→ **The task**
Tally every line of the listing where the string "title" is found, and state the total alone.

--- Data in this exercise Enclosed Below ---

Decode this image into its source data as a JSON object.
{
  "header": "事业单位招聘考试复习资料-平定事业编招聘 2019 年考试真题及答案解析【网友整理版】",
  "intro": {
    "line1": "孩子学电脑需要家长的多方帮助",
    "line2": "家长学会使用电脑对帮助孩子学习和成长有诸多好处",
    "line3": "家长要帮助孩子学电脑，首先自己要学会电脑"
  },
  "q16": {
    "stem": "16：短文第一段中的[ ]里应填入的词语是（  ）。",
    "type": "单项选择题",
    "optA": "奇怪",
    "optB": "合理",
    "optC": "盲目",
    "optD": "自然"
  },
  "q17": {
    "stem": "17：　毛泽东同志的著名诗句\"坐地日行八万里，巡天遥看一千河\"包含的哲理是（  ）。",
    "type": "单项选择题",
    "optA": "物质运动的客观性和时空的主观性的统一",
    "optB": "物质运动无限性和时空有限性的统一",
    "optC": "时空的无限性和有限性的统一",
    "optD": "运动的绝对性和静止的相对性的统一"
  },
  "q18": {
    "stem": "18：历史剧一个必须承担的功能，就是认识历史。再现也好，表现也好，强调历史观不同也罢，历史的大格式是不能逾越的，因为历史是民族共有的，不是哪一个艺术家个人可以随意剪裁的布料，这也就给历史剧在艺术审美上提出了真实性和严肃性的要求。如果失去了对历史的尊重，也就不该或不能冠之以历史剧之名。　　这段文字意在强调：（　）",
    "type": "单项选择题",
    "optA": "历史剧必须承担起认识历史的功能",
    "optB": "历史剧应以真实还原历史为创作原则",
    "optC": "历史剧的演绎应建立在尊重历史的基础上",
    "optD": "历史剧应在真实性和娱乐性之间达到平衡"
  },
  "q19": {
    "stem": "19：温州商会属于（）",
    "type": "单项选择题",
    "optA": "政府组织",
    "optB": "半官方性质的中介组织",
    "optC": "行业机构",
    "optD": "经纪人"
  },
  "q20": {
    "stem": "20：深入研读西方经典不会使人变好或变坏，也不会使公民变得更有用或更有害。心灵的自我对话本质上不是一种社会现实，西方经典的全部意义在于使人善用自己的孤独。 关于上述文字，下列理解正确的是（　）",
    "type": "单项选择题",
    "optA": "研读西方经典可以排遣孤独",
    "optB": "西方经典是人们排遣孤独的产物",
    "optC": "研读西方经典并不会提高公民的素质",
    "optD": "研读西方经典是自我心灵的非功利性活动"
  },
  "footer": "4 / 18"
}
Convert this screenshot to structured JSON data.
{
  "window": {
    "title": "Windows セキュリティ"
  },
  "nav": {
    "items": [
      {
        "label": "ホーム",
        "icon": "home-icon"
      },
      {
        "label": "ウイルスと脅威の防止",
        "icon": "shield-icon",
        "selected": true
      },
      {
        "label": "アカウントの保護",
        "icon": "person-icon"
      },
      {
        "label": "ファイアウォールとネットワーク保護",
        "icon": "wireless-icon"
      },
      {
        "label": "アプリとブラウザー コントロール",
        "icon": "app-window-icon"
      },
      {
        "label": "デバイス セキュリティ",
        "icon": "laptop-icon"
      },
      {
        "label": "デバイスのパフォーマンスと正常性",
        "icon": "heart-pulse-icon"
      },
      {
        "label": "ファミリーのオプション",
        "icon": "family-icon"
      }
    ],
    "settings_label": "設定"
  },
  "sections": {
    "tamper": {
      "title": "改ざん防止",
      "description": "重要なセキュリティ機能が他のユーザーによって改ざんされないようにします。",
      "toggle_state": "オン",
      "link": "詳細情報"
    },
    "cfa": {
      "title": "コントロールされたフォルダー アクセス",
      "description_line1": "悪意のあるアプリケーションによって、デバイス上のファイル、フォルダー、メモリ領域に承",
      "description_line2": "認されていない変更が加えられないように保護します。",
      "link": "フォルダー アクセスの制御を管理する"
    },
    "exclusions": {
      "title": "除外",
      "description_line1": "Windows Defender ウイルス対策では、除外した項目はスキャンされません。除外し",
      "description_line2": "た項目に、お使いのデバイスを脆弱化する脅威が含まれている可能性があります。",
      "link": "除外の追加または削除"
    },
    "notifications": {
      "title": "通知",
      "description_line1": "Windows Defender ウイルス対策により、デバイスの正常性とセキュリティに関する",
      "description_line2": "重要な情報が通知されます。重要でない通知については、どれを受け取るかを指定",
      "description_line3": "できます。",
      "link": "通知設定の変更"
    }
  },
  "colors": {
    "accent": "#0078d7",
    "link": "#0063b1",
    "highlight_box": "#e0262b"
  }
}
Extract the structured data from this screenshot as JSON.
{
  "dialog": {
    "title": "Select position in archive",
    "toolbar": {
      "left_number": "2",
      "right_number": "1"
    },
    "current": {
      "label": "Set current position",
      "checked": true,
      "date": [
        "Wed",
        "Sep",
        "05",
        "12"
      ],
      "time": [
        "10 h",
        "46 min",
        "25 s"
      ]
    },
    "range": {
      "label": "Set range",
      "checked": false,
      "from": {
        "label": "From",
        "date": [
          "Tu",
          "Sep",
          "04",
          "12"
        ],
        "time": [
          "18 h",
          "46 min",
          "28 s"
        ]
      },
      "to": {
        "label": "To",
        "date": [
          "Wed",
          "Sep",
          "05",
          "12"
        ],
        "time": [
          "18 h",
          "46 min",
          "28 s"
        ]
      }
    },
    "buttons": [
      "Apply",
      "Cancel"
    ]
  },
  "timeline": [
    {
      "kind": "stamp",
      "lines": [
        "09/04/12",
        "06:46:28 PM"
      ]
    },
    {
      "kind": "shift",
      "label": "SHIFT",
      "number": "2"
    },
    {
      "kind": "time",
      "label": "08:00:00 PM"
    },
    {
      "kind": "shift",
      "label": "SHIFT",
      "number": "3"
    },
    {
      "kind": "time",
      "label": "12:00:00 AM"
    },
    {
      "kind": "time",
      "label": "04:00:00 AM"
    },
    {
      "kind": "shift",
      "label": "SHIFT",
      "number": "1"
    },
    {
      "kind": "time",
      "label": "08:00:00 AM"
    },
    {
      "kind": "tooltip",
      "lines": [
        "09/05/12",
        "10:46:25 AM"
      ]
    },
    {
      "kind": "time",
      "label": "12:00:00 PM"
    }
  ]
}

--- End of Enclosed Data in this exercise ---

→ **Answer space**
6